What does genetic testing have to do with my medications?

Genetic testing may give some insight as to why certain medications work better or worse for a patient. Medications may work differently for people due to any genetic changes caused by the amount or activity level of certain proteins, called enzymes, which are responsible for the activation, as well as elimination, of drugs in the body.2

Do I really need these tests?

The decision on whether or not to undergo these tests can be quite complicated. One way to choose may be by receiving a referral from your doctor when they suspect that a disease may run in your family. This would mean that a trusted healthcare professional is letting you know that they think you would benefit from such tests. A genetic counselor or geneticist may be a good first resource to ask questions of regarding the process of genetic testing. In addition to providing you with information on whether or not you are a good candidate for genetic testing, they can help you understand the basics behind how these tests work, help you manage your emotions during each step of the process, explain what your results ultimately mean for you, and also guide you in your next steps after receiving the results.

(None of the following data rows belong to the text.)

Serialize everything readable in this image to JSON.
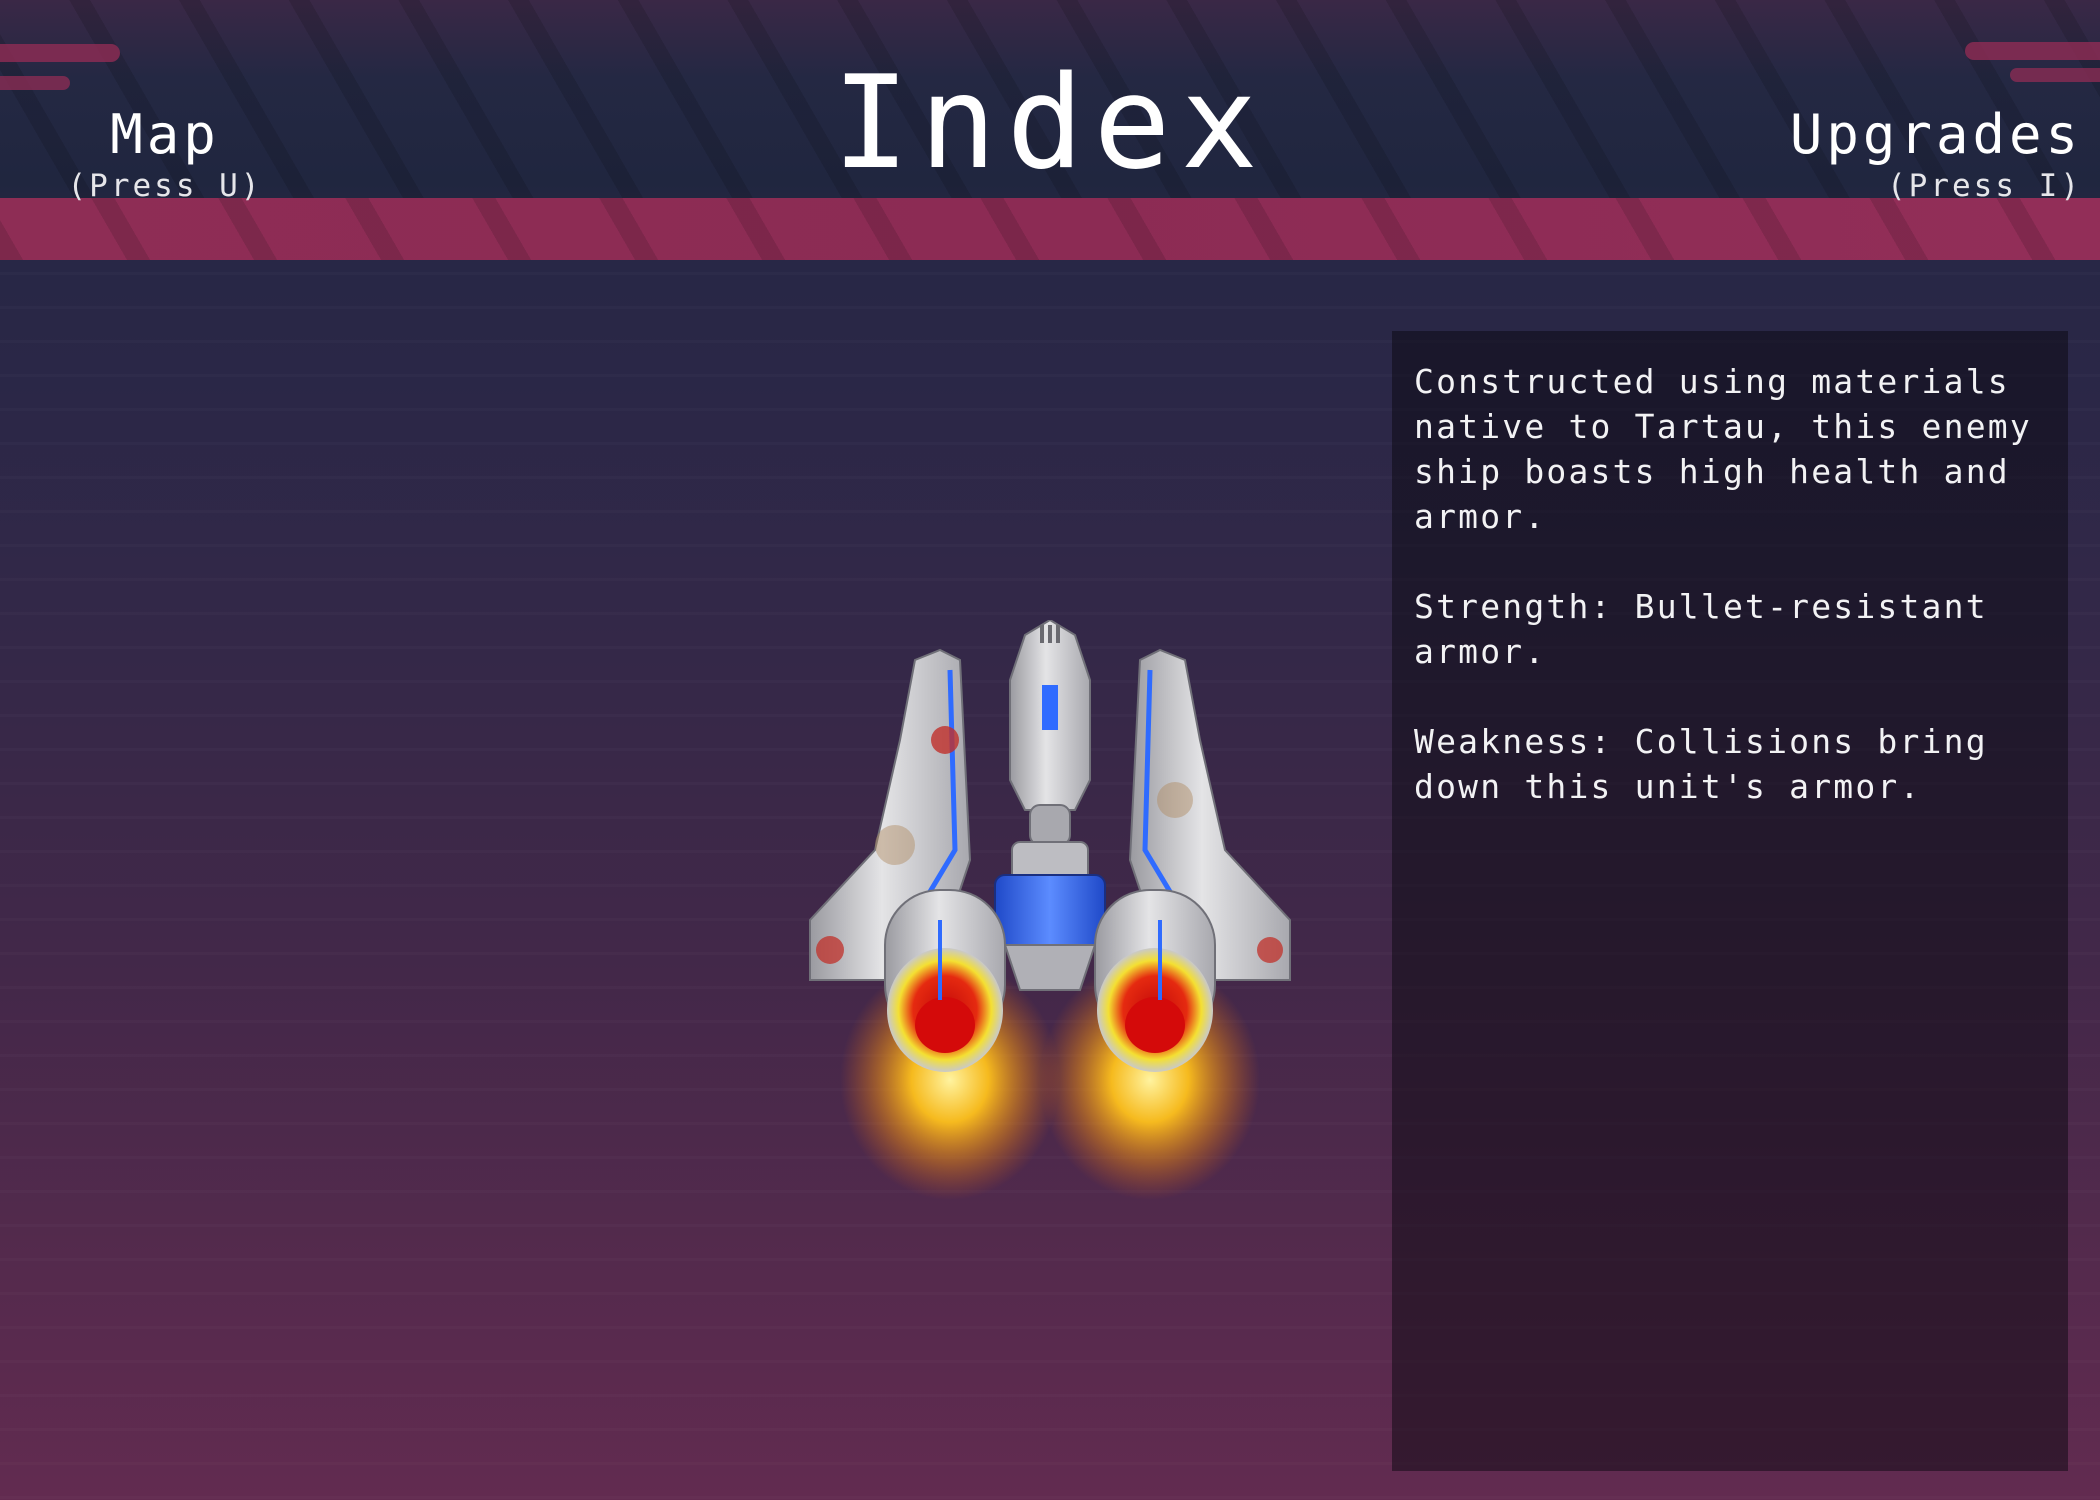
{
  "header": {
    "title": "Index",
    "left_nav": {
      "label": "Map",
      "hint": "(Press U)"
    },
    "right_nav": {
      "label": "Upgrades",
      "hint": "(Press I)"
    }
  },
  "entry": {
    "ship_icon": "enemy-ship-icon",
    "description": "Constructed using materials native to Tartau, this enemy ship boasts high health and armor.",
    "strength": "Strength: Bullet-resistant armor.",
    "weakness": "Weakness: Collisions bring down this unit's armor."
  },
  "colors": {
    "header_band": "#8e2d55",
    "panel_bg": "#161320",
    "engine_glow": "#ffb21a",
    "ship_accent": "#2f6bff"
  }
}
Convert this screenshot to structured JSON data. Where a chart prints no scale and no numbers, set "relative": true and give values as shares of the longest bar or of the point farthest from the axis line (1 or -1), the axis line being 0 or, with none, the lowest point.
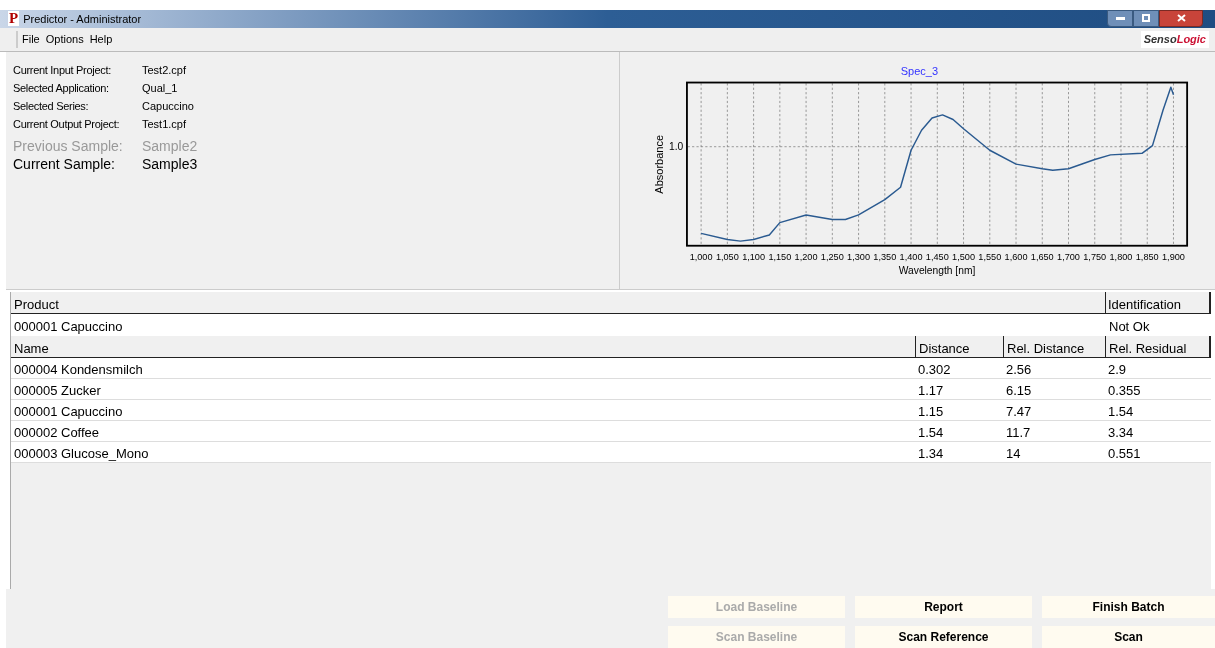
{
  "window": {
    "icon_letter": "P",
    "title": "Predictor - Administrator"
  },
  "menu": [
    {
      "label": "File"
    },
    {
      "label": "Options"
    },
    {
      "label": "Help"
    }
  ],
  "brand": {
    "part_1": "Senso",
    "part_2": "Logic"
  },
  "info": [
    {
      "label": "Current Input Project:",
      "value": "Test2.cpf"
    },
    {
      "label": "Selected Application:",
      "value": "Qual_1"
    },
    {
      "label": "Selected Series:",
      "value": "Capuccino"
    },
    {
      "label": "Current Output Project:",
      "value": "Test1.cpf"
    }
  ],
  "samples": [
    {
      "label": "Previous Sample:",
      "value": "Sample2",
      "kind": "previous"
    },
    {
      "label": "Current Sample:",
      "value": "Sample3",
      "kind": "current"
    }
  ],
  "spectrum": {
    "chart_data": {
      "type": "line",
      "title": "Spec_3",
      "xlabel": "Wavelength [nm]",
      "ylabel": "Absorbance",
      "x": [
        1000,
        1050,
        1075,
        1100,
        1130,
        1150,
        1200,
        1250,
        1275,
        1300,
        1350,
        1380,
        1400,
        1420,
        1440,
        1460,
        1480,
        1500,
        1550,
        1600,
        1650,
        1670,
        1700,
        1750,
        1780,
        1840,
        1860,
        1880,
        1895,
        1900
      ],
      "series": [
        {
          "color": "#2a5a90",
          "values": [
            0.05,
            0.01,
            0,
            0.01,
            0.04,
            0.12,
            0.17,
            0.14,
            0.14,
            0.17,
            0.27,
            0.35,
            0.59,
            0.72,
            0.8,
            0.82,
            0.79,
            0.73,
            0.59,
            0.5,
            0.47,
            0.46,
            0.47,
            0.53,
            0.56,
            0.57,
            0.62,
            0.85,
            1,
            0.95
          ]
        }
      ],
      "xlim": [
        973,
        1926
      ],
      "relative": true,
      "grid": true,
      "xticks": [
        {
          "value": 1000,
          "label": "1,000"
        },
        {
          "value": 1050,
          "label": "1,050"
        },
        {
          "value": 1100,
          "label": "1,100"
        },
        {
          "value": 1150,
          "label": "1,150"
        },
        {
          "value": 1200,
          "label": "1,200"
        },
        {
          "value": 1250,
          "label": "1,250"
        },
        {
          "value": 1300,
          "label": "1,300"
        },
        {
          "value": 1350,
          "label": "1,350"
        },
        {
          "value": 1400,
          "label": "1,400"
        },
        {
          "value": 1450,
          "label": "1,450"
        },
        {
          "value": 1500,
          "label": "1,500"
        },
        {
          "value": 1550,
          "label": "1,550"
        },
        {
          "value": 1600,
          "label": "1,600"
        },
        {
          "value": 1650,
          "label": "1,650"
        },
        {
          "value": 1700,
          "label": "1,700"
        },
        {
          "value": 1750,
          "label": "1,750"
        },
        {
          "value": 1800,
          "label": "1,800"
        },
        {
          "value": 1850,
          "label": "1,850"
        },
        {
          "value": 1900,
          "label": "1,900"
        }
      ],
      "annotations": [
        {
          "text": "1.0"
        }
      ]
    }
  },
  "product_table": {
    "columns": [
      "Product",
      "Identification"
    ],
    "rows": [
      [
        "000001 Capuccino",
        "Not Ok"
      ]
    ]
  },
  "results_table": {
    "columns": [
      "Name",
      "Distance",
      "Rel. Distance",
      "Rel. Residual"
    ],
    "rows": [
      [
        "000004 Kondensmilch",
        "0.302",
        "2.56",
        "2.9"
      ],
      [
        "000005 Zucker",
        "1.17",
        "6.15",
        "0.355"
      ],
      [
        "000001 Capuccino",
        "1.15",
        "7.47",
        "1.54"
      ],
      [
        "000002 Coffee",
        "1.54",
        "11.7",
        "3.34"
      ],
      [
        "000003 Glucose_Mono",
        "1.34",
        "14",
        "0.551"
      ]
    ]
  },
  "buttons": [
    {
      "label": "Load Baseline",
      "disabled": true
    },
    {
      "label": "Report",
      "disabled": false
    },
    {
      "label": "Finish Batch",
      "disabled": false
    },
    {
      "label": "Scan Baseline",
      "disabled": true
    },
    {
      "label": "Scan Reference",
      "disabled": false
    },
    {
      "label": "Scan",
      "disabled": false
    }
  ]
}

Another way to help make this decision involves weighing out the pros and cons. Benefits to genetic testing include finding definitive proof that you either will or will not develop a disease, allowing for proper screening and treatments to begin at an earlier point in time, and helping you decide whether or not to have a child based on the genetic possibilities that the baby could acquire. Some cons associated with the process and results of genetic testing deal with feelings of helplessness, costs that can become a burden, possible discrimination by insurance companies, and the fact that it can not determine how severe your form of the disease will be.2

How do I get these tests?

After you have been properly informed about all aspects of genetic testing, and have decided to proceed, a healthcare professional, such as a physician, nurse practitioner, or geneticist, will order the tests for you. The testing facility will require some form of DNA from you. This could be a small amount of blood, skin, or hair. The next step is to wait for your doctor to provide you with the written results from the laboratory.3

Will my insurance cover this?

Most of the time, a given insurance company will cover the costs of genetic testing as long as a doctor has initiated a request for one. However, each individual company has its own list of which types of testing they will cover. It is in your best interest to find out which tests are covered, along with any kind of changes you can expect to occur to your policy coverage based on your results, prior to submitting any claims for genetic testing. If you are not satisfied with the changes, if any, that would be applied by your insurance provider after obtaining results, then you should consider an out-of-pocket payment instead.4

Sources of Information

1. Genetics Home Reference [Internet]. Bethesda. U.S. National Library of Medicine. National Institutes of Health. What is genetic testing?; [2018 Feb 13; cited 2018 Jan 20]; [about 1 screen]. Available from: https://ghr.nlm.nih.gov/primer/testing/genetictesting

2. FAQ About Genetic Testing [Internet]. National Human Genome Research Institute (NHGRI). National Institute of Health; [2017 July 5; cited 2018 Jan 20]; [about 2 screens]. Available from: https://www.genome.gov/19516567/faq-about-genetic-testing/

3. Genetics Home Reference [Internet]. Bethesda. U.S. National Library of Medicine. National Institutes of Health. How is genetic testing done?; [2018 Feb 13; cited 2018 Feb 17]; [about 1 screen]. Available from: https://ghr.nlm.nih.gov/primer/testing/procedure

4. Genetics Home Reference [Internet]. Bethesda. U.S. National Library of Medicine. National Institutes of Health. Will health insurance cover the costs of genetic testing?; [2018 Feb 13; cited 2018 Feb 17]; [about 1 screen]. Available from: https://ghr.nlm.nih.gov/primer/testing/insurancecoverage